As TORC1 processes nutritional signals, we tested if the nutritional environment affects magnetism. Compared to synthetic-defined medium, we observed a reduction of magnetism when cells were grown in rich medium with the same amount of iron (). The magnetism then increased as extra glucose was added to rich medium. In contrast, addition of extra nitrogen (i.e., amino acids and nucleotides) to synthetic defined medium decreased magnetism, suggesting that the relative availability of carbon and nitrogen has impact on the formation of magnetism. Effect of TCO89 became less prominent in rich medium or when extra nitrogen was added. These results indicate that higher carbon availability has a positive effect on magnetization, which is enhanced by TOC89.
TCO89 Controls Redox State
As iron homeostasis has a close relationship with redox state, we asked if TCO89 has any function associated with redox control. Cellular redox activity can be monitored by a biocompatible redox indicator methylene blue, which loses its color when reduced. Equal numbers of cells were spotted and grown on plates containing methylene blue to observe colony staining. Compared to wild-type or plasmid-complemented cells, tco89Δ exhibited little color while multi-copy TCO89 cells were blue (), indicating that TCO89 leads cellular redox to an oxidized state in a dose-dependent manner. tco89Δ also showed compromised cell growth in the presence of methylene blue presumably because a higher rate of methylene blue reduction interferes with cellular metabolism.
Nicotinamide adenine dinucleotide phosphate (NADP) is a coenzyme that serves as a redox mediator in protection against oxidative stress. Cells harboring multi-copy TCO89 showed higher levels of both NADP+ (oxidized) and NADPH (reduced), while tco89Δ had slightly lower NADP+ and higher NADPH ().
Genes for Carbon Metabolism and Mitochondrial Redox Affect Magnetism
We expanded genetic screening for candidates related to carbon metabolism and redox using the magnetic column entrapment procedure (Figure S1
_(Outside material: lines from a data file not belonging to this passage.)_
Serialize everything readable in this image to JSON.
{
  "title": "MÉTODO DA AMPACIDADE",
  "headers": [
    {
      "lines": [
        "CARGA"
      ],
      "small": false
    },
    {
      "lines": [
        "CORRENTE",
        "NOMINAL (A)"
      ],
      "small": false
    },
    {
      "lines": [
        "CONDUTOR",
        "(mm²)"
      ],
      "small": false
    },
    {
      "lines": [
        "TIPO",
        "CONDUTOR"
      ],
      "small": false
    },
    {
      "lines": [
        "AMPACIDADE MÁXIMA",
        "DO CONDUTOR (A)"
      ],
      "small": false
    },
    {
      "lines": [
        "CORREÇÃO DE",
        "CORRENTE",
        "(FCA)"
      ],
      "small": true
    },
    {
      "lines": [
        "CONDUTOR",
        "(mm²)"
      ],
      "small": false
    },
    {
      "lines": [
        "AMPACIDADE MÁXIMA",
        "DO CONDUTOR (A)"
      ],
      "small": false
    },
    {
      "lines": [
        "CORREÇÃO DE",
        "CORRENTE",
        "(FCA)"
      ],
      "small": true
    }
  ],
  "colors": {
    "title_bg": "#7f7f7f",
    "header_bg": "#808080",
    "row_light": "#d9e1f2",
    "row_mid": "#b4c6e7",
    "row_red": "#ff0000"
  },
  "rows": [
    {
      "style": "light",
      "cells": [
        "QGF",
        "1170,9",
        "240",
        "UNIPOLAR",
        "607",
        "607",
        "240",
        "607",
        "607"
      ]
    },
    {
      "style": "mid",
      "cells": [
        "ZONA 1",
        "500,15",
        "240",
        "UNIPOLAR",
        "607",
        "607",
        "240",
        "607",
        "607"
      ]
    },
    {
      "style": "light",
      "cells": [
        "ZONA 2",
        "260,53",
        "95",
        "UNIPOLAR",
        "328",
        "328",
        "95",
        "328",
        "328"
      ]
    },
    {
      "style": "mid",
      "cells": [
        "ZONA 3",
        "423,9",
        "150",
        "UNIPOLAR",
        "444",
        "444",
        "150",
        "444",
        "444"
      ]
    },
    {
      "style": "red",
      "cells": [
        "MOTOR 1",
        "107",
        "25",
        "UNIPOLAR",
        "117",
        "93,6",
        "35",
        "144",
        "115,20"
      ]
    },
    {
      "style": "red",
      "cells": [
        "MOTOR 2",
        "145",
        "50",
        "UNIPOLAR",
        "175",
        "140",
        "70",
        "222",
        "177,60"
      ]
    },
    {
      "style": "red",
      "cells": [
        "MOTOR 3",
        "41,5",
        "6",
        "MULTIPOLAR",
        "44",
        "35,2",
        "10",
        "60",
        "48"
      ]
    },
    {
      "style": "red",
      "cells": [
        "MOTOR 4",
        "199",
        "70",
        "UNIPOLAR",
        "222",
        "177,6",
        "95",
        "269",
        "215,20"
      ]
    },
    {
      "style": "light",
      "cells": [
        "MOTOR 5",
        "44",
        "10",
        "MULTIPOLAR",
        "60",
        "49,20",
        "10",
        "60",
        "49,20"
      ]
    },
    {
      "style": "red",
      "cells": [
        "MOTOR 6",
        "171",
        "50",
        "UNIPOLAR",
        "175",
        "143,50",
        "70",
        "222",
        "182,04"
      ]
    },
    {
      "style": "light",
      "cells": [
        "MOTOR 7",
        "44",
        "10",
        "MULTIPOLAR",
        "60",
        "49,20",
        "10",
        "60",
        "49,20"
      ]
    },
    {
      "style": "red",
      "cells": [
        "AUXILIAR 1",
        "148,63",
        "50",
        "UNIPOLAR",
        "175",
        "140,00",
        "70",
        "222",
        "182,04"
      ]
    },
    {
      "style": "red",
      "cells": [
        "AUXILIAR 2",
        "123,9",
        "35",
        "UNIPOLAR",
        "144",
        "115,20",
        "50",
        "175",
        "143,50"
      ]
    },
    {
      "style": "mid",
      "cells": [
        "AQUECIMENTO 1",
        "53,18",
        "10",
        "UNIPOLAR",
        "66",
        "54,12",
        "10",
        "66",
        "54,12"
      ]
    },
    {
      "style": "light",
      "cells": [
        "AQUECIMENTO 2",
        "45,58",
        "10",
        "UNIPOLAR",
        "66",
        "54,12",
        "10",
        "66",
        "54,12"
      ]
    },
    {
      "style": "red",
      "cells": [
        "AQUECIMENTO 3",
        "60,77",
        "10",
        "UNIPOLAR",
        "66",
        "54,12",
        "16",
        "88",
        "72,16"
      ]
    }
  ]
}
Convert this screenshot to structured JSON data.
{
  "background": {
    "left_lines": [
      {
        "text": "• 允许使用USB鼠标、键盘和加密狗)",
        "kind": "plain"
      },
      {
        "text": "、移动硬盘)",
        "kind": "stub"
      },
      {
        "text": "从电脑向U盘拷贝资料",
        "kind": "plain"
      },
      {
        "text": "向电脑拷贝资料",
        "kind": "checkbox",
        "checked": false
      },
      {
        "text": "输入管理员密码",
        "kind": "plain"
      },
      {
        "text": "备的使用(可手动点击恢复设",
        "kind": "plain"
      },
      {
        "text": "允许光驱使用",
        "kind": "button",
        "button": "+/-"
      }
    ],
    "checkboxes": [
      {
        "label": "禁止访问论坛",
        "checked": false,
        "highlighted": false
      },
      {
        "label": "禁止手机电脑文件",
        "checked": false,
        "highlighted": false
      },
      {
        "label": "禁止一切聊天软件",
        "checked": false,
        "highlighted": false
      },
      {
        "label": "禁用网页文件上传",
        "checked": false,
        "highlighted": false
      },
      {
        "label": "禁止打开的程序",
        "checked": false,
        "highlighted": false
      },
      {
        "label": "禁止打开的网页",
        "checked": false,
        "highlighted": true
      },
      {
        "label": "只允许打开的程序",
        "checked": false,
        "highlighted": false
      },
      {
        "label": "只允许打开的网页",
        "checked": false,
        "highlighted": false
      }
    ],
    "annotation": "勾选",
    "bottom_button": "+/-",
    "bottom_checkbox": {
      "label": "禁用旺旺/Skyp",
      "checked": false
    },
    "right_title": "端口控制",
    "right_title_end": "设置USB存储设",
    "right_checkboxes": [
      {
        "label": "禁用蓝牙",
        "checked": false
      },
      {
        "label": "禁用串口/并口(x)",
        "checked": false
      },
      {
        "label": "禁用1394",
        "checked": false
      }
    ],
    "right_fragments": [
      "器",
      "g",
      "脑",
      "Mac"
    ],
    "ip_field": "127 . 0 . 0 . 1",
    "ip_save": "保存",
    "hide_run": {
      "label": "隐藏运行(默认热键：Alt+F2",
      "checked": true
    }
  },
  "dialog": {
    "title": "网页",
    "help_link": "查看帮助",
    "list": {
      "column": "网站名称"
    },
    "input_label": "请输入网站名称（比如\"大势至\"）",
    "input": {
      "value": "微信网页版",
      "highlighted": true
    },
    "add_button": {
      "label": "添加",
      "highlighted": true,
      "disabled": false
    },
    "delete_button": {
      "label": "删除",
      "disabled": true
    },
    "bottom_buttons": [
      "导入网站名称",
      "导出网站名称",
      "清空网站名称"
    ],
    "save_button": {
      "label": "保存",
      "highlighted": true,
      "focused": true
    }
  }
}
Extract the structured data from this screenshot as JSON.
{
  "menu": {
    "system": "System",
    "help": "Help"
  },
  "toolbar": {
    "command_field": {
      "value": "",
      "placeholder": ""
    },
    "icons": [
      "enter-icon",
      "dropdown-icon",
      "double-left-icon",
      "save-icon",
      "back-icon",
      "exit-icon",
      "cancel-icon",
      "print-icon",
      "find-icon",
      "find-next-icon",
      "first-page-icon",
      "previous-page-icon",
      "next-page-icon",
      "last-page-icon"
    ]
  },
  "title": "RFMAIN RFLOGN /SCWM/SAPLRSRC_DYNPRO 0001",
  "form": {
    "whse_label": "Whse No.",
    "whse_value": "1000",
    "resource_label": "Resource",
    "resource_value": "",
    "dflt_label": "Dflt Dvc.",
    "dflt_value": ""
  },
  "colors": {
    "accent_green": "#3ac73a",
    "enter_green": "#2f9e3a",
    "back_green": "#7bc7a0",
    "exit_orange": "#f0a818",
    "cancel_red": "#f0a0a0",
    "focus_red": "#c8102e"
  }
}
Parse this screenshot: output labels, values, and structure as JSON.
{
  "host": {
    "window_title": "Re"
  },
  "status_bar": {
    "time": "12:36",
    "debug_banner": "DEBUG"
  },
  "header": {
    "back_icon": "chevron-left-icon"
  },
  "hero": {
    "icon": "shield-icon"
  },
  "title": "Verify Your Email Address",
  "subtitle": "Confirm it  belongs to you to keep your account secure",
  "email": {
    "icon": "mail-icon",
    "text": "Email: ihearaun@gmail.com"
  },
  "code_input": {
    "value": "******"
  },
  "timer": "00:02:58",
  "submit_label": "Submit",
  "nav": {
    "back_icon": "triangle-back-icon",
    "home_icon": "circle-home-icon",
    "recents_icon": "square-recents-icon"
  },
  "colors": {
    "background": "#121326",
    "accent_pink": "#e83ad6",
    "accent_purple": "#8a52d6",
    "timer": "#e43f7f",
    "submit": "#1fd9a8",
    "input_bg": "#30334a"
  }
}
). Gene knockouts affecting oxidative damage, such as GRX2, GRX3, and SOD2, did not show significant changes, while POS5, a gene for mitochondrial NADH kinase, showed reduction in magnetism. In contrast, UTR1 did not affect magnetism, which is a cytoplasmic ATP-NADH kinase. Gain of magnetism was seen with loss of YFH1, which has been reported to accumulate iron in mitochondria 
, and whose human homolog FXN is responsible for the neurodegenerative disease Friedreich's ataxia 
. Regarding carbon metabolism, gene knockouts for SNF1 and ZWF1 showed reduction in magnetism. SNF1 is required for processing carbon stress signals (reviewed in 
) and ZWF1 codes for an enzyme at the branch point of the pentose phosphate pathway